*** Data shown ***

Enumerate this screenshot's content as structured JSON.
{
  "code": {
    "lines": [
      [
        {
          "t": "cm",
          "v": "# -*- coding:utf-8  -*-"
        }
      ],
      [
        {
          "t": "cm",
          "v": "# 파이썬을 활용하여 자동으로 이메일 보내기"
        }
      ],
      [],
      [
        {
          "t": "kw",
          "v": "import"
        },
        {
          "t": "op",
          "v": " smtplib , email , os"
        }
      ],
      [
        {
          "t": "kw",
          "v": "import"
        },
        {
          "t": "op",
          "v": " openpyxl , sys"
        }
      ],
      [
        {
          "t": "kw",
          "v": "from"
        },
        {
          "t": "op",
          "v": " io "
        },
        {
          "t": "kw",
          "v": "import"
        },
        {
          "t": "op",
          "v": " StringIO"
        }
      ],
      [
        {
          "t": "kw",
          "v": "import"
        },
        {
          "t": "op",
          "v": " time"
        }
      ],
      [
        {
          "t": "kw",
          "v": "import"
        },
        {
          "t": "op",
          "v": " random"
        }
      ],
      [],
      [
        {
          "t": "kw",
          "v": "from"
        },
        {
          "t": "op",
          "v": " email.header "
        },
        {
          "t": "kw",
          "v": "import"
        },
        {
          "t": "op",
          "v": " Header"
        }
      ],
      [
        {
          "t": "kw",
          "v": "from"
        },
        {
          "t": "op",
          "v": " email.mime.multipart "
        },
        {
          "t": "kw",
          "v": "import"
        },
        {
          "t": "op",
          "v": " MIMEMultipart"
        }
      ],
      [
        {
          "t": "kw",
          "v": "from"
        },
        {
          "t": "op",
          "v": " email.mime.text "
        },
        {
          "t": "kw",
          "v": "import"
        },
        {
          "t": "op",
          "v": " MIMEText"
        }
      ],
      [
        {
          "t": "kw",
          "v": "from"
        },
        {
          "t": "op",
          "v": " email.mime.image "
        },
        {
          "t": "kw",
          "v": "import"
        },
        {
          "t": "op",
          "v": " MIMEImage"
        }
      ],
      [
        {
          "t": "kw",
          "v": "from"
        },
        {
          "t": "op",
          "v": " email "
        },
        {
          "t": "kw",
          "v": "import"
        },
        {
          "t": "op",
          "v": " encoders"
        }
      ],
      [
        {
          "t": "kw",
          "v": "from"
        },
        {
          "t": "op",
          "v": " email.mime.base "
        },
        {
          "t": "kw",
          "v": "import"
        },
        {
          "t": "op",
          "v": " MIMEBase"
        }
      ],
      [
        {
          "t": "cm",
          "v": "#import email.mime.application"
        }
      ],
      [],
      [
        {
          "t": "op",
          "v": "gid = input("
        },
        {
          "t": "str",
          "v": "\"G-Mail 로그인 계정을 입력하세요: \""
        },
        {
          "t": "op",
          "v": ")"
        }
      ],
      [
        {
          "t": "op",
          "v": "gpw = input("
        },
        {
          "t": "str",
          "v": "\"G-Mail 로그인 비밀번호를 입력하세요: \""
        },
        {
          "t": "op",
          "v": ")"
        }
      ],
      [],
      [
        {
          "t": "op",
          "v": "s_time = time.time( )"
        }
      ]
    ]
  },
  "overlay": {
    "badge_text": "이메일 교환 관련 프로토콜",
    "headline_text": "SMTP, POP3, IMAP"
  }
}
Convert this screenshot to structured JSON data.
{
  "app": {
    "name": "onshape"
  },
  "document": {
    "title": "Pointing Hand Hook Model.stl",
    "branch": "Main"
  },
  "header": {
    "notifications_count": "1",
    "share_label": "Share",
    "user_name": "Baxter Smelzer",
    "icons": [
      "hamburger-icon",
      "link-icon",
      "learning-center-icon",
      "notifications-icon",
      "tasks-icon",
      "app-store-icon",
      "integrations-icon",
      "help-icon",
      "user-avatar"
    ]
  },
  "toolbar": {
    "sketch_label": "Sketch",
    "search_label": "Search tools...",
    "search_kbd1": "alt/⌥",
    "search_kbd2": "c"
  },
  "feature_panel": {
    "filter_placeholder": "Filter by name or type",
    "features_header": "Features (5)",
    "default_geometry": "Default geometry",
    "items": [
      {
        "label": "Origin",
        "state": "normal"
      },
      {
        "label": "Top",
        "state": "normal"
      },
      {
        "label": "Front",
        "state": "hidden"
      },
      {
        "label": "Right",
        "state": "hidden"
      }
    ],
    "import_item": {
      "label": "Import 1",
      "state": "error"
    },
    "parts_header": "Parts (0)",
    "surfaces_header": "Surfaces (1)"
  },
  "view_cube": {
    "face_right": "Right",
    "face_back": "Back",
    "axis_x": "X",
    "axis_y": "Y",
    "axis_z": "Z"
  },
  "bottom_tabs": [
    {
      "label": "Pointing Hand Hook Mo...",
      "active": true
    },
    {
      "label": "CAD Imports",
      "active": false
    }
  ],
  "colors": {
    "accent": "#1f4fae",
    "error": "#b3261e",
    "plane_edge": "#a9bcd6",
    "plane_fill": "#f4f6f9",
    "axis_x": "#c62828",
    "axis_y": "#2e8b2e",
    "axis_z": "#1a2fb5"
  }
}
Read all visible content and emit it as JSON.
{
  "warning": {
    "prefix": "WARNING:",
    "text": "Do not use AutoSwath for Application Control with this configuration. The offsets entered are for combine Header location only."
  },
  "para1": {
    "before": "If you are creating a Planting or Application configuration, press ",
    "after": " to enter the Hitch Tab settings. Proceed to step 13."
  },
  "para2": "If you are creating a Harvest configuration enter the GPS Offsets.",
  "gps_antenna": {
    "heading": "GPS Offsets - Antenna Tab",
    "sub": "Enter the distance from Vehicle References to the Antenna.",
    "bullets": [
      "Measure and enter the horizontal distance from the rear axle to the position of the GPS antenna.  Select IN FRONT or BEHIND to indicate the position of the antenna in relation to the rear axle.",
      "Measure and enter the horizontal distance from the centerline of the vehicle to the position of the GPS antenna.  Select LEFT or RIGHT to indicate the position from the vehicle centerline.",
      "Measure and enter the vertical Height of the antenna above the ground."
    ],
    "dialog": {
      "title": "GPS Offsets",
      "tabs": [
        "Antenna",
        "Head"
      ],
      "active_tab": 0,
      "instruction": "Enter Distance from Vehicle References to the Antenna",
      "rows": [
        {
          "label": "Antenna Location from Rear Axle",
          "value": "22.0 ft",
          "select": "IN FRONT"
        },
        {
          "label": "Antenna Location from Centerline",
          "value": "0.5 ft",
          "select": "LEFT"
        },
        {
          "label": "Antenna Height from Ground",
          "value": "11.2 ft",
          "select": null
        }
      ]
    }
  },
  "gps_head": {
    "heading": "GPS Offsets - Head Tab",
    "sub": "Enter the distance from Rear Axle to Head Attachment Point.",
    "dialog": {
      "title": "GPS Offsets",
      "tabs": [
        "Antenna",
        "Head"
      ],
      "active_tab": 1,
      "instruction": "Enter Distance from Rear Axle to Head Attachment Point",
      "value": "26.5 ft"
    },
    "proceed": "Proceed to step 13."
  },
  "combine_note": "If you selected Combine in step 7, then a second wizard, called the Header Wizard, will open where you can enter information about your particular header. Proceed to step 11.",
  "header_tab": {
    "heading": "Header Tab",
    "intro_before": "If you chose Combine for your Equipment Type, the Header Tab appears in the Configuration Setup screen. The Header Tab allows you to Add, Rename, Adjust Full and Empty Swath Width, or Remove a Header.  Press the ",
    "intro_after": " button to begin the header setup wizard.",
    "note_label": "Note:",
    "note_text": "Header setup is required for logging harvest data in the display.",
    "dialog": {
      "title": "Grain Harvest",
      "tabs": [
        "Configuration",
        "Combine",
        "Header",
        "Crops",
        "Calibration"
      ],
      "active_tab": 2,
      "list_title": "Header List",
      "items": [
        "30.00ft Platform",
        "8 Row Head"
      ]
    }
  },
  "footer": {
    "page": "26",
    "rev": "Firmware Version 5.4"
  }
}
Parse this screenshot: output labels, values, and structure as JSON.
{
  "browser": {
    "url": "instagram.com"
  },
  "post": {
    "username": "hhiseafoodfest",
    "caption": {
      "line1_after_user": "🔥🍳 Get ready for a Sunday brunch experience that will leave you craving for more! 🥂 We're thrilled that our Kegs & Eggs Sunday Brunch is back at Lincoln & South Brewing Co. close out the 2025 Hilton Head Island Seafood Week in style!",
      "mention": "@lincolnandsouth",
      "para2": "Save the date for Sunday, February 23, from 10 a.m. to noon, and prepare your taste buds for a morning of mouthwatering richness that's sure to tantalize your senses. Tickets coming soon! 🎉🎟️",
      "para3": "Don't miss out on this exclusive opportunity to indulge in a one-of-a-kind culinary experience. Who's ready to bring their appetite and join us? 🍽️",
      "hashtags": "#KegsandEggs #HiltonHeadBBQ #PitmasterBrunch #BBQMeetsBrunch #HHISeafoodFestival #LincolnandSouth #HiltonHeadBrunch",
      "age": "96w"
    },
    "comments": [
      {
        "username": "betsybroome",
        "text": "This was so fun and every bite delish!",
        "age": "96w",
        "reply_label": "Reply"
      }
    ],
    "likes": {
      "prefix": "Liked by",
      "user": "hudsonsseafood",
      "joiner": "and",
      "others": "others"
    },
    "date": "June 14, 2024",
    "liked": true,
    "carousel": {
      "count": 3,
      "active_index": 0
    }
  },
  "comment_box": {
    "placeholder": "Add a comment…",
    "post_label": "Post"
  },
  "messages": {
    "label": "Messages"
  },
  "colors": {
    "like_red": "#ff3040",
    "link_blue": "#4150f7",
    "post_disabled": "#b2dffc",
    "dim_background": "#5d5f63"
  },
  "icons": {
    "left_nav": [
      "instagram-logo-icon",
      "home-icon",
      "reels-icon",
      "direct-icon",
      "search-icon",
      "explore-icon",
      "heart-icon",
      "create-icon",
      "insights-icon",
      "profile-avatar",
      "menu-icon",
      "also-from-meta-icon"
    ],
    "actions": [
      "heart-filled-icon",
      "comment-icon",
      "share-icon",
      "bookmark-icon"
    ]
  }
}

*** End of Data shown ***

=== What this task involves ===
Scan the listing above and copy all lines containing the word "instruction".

=== Task response ===
      "instruction": "Enter Distance from Vehicle References to the Antenna",
      "instruction": "Enter Distance from Rear Axle to Head Attachment Point",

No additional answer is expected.